Critics Decry NASA Radiation Testing on Monkeys
NASA plans to zap squirrel monkeys with radiation to see how cosmic rays might affect humans on a three-year trip to Mars.
But some doctors want it stopped.
A physicians' group petitioned the space agency Thursday to delay a $1.75 million NASA-funded experiment that would blast high-energy radiation at up to 27 squirrel monkeys.
The four-year study would shoot gamma rays through the monkeys once, then observe how they perform certain tasks.
"Nobody knows what the effects on these monkeys is going to be," said Dr. John J. Pippin, senior medical and research adviser for the Physicians Committee for Responsible Medicine. "There could be horrible side effects, for all we know."

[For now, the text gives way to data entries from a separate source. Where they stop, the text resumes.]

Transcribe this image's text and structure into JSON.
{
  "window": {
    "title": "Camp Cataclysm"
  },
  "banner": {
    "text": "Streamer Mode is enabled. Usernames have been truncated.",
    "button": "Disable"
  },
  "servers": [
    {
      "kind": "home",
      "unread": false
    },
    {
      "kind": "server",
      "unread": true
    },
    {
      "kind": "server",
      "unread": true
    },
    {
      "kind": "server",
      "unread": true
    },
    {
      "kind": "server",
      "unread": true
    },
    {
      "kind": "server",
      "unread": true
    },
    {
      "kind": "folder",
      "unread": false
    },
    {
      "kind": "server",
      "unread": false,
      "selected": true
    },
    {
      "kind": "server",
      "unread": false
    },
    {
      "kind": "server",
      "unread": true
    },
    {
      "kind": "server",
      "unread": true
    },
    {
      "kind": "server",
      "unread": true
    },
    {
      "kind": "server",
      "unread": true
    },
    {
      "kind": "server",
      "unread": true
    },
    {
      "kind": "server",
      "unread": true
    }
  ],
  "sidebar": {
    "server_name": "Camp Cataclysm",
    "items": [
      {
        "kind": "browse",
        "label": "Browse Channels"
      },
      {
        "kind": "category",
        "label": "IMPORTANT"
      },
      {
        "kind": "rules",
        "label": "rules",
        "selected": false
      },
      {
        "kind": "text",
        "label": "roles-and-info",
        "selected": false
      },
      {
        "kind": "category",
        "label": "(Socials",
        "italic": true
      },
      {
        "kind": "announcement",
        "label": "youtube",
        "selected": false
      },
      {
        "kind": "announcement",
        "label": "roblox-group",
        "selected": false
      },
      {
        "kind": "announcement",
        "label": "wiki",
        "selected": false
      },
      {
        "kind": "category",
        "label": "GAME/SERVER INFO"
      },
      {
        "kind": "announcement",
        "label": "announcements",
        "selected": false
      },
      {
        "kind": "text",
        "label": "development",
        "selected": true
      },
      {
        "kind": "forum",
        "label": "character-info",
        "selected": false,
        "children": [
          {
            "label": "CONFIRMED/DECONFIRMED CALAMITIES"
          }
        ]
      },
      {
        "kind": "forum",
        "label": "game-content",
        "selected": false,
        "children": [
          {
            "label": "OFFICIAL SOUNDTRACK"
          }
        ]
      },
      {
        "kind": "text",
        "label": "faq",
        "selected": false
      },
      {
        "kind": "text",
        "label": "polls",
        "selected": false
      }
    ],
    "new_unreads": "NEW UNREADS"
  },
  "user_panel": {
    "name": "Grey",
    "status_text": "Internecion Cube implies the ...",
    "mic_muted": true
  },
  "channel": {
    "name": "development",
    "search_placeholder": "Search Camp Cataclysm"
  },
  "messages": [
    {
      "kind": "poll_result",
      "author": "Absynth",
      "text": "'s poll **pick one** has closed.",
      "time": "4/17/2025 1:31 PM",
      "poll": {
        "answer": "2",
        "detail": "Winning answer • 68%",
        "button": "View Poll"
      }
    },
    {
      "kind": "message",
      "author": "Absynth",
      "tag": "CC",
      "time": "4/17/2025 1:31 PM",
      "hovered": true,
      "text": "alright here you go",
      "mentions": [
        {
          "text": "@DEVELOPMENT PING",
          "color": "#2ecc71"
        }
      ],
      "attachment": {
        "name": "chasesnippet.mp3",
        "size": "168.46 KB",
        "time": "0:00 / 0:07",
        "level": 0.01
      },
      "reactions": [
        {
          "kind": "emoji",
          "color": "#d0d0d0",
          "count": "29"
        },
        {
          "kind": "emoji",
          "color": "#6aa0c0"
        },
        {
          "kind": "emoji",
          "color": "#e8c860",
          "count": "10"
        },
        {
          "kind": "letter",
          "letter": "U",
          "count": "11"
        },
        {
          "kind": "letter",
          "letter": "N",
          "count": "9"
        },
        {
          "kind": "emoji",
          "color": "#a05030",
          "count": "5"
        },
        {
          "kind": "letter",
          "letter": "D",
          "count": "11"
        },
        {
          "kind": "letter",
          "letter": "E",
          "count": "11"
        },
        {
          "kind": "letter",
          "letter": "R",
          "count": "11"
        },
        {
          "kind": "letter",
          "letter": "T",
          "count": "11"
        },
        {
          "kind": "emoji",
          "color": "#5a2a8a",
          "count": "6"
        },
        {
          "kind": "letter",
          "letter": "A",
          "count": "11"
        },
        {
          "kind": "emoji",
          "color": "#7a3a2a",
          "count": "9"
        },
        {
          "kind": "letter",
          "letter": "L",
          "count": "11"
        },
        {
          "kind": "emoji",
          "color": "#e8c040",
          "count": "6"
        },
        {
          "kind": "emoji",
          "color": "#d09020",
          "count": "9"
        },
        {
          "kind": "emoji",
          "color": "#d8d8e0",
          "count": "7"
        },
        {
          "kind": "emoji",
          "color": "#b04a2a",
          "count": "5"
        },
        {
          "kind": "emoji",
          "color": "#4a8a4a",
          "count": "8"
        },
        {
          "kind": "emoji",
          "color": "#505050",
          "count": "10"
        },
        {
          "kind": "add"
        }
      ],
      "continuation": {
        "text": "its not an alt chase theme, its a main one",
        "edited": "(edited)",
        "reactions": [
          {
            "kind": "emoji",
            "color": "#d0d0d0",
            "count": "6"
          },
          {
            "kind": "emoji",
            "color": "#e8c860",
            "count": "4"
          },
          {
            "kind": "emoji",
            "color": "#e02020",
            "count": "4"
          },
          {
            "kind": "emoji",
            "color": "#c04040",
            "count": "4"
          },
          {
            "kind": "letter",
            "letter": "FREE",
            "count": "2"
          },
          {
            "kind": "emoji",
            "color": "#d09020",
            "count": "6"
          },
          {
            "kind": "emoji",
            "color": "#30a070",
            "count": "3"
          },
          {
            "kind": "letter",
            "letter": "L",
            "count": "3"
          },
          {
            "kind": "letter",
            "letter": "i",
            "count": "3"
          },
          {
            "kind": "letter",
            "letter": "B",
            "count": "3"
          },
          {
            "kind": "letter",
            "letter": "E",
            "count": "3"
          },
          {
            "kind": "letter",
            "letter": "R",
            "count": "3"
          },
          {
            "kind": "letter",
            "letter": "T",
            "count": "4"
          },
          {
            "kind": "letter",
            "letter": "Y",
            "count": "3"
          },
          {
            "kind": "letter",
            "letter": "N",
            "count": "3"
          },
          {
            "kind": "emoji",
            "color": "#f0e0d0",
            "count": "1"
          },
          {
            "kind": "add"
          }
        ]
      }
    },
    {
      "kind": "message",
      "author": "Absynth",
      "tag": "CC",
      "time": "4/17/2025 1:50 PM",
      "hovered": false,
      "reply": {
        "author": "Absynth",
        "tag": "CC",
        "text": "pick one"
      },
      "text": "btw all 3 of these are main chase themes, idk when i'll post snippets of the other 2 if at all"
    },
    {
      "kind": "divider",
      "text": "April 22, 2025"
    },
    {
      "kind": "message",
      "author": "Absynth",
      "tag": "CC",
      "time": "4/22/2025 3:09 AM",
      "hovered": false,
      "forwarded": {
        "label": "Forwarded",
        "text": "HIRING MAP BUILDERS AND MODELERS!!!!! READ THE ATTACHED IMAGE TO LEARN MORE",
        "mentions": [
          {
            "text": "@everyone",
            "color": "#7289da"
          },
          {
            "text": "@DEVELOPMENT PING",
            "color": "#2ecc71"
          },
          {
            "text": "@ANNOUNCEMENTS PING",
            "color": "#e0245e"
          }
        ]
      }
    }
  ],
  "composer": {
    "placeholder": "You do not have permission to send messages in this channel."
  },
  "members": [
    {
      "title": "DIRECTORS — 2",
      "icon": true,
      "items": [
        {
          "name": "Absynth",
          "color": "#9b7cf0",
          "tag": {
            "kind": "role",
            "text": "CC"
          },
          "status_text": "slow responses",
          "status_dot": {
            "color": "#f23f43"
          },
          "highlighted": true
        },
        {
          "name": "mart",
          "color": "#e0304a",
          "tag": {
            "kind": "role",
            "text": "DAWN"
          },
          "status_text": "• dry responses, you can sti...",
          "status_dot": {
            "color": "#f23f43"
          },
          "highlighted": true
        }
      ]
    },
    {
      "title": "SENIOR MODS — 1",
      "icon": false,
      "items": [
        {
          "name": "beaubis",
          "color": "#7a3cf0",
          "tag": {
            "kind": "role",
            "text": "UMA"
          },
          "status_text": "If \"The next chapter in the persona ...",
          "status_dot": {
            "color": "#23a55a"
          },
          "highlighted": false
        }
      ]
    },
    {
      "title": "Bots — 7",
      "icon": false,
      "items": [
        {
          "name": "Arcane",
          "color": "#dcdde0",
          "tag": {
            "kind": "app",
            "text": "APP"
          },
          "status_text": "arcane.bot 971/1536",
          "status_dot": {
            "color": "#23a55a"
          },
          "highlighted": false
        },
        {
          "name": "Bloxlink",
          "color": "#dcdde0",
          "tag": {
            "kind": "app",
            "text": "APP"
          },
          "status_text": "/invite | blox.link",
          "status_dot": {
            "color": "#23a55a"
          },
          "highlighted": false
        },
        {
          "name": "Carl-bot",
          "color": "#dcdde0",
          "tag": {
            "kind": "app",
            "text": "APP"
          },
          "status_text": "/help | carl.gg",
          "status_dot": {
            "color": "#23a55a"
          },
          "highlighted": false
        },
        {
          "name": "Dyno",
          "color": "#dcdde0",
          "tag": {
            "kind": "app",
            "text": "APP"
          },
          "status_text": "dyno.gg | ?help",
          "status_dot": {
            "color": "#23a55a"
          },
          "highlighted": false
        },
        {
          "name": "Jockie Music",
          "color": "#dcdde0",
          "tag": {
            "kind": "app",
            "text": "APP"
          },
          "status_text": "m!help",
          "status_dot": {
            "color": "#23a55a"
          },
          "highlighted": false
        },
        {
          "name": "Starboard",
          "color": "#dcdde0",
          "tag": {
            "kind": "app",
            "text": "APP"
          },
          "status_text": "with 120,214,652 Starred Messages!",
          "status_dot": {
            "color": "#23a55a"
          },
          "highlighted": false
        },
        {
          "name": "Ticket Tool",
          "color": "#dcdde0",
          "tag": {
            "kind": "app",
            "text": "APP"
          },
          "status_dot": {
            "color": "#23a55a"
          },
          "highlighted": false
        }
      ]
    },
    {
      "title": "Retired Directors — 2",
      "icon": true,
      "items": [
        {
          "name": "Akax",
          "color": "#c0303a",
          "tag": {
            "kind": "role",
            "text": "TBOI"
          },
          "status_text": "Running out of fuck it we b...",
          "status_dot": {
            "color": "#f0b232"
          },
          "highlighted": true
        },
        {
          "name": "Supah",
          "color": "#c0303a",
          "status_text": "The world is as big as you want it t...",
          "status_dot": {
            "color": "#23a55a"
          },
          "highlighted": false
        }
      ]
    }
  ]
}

The nonprofit group of about 100,000 doctors, nurses and laypersons called the experiment "one giant leap backward for NASA," which hasn't experimented on monkeys since the 1970s.
The group, based in Washington, D.C., submitted a petition to NASA Administrator Charles Bolden, asking for the space agency to reconsider the experiment.
NASA officials said the monkey experiments would follow the agency's own, as well as widely accepted ethical standards.
"We understand their concern, which is one of the reasons that we followed such rigorous standards and procedures before we do any kind of research on primates," said Ashley Edwards, a spokeswoman at NASA Headquarters.
The experiment would be led by Jack Bergman, associate professor of psychobiology at Harvard Medical School's McLean Hospital in Boston.
Bergman was unavailable for comment Thursday. He has conducted past experiments on squirrel monkeys to learn about addiction.
"I can't imagine why this was ever approved by NASA," Pippin said. "This is a highly speculative protocol design. They really don't know what they're going to learn and how it's going to apply to humans."
On Oct. 27, NASA's Human Research Program announced Bergman's grant among 12 grants it will fund to help answer questions about astronaut health and performance in future missions.
Science and technical experts from university and government laboratories reviewed the proposals before choosing the winners.
NASA wants to predict the risks of cancer, central nervous system problems and other tissue damage.
High-level radiation is among the biggest obstacles to long-term spaceflight. Heavy ions bombard astronauts, increasing the risk of cancer and cognitive impairment.
Ideas for protecting them from dangerous rays include using thick shields of aluminum, water, hydrogen-rich plastics or electromagnetic fields.
But a future Mars craft would weigh too much and cost too much if engineers over-design it.
NASA officials said the test monkeys - all adult males - would be exposed once to radiation via a particle beam at NASA's Space Radiation Laboratory at the Department of Energy's Brookhaven National Laboratory on Long Island, N.Y.
"In that one beam, we're going to give them the same amount that an astronaut would get over a three-year Mars mission," Edwards said.
"It is going to cause some cellular damage," she added. "It's not enough to kill these monkeys. They are going to live out their natural life."
Squirrel monkeys live for about 20 years, she said.
"We want them to live a long time so we can watch their behavior," she said.
The experiment could help advance cancer studies and other lines of research, Edwards said.
"It's different than any test we've ever done. It's not just for NASA. It's not just for astronauts," Edwards said. "The public needs to know. There have to be standards for what is safe."
Edwards said monkeys make good candidates for the experiment because they're easily trained and genetically similar to humans.
But Pippin, a cardiologist, said using monkeys is unnecessary and unethical.
"This looks like total nonsense to me," he said. "It's almost as if they had some money, they had some monkeys, and they had to find out something to do with it."